▸ RECORD EXCERPTS
####

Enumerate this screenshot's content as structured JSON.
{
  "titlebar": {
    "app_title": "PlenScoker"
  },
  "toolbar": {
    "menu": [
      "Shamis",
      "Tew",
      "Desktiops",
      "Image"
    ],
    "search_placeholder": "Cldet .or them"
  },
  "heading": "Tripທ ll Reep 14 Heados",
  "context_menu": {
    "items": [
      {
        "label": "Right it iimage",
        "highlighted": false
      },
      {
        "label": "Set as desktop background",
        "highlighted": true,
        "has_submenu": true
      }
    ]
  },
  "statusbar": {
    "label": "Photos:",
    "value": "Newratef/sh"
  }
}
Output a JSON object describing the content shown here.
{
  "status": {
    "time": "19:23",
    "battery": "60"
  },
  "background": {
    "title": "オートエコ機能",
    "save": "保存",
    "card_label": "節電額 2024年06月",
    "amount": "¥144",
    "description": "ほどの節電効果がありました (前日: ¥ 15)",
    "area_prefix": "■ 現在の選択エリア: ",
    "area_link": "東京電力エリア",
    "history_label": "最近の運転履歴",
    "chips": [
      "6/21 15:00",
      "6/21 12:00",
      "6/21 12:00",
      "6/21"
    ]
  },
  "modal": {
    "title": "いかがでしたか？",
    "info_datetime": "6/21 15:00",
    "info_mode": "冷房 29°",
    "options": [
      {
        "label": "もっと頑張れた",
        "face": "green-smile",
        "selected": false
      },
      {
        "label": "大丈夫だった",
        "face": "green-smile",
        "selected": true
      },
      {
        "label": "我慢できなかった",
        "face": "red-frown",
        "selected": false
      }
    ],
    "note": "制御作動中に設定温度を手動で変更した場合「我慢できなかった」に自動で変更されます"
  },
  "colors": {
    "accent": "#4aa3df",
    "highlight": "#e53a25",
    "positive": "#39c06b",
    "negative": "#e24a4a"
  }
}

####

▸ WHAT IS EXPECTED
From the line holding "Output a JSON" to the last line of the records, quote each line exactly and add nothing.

▸ ANSWER
Output a JSON object describing the content shown here.
{
  "status": {
    "time": "19:23",
    "battery": "60"
  },
  "background": {
    "title": "オートエコ機能",
    "save": "保存",
    "card_label": "節電額 2024年06月",
    "amount": "¥144",
    "description": "ほどの節電効果がありました (前日: ¥ 15)",
    "area_prefix": "■ 現在の選択エリア: ",
    "area_link": "東京電力エリア",
    "history_label": "最近の運転履歴",
    "chips": [
      "6/21 15:00",
      "6/21 12:00",
      "6/21 12:00",
      "6/21"
    ]
  },
  "modal": {
    "title": "いかがでしたか？",
    "info_datetime": "6/21 15:00",
    "info_mode": "冷房 29°",
    "options": [
      {
        "label": "もっと頑張れた",
        "face": "green-smile",
        "selected": false
      },
      {
        "label": "大丈夫だった",
        "face": "green-smile",
        "selected": true
      },
      {
        "label": "我慢できなかった",
        "face": "red-frown",
        "selected": false
      }
    ],
    "note": "制御作動中に設定温度を手動で変更した場合「我慢できなかった」に自動で変更されます"
  },
  "colors": {
    "accent": "#4aa3df",
    "highlight": "#e53a25",
    "positive": "#39c06b",
    "negative": "#e24a4a"
  }
}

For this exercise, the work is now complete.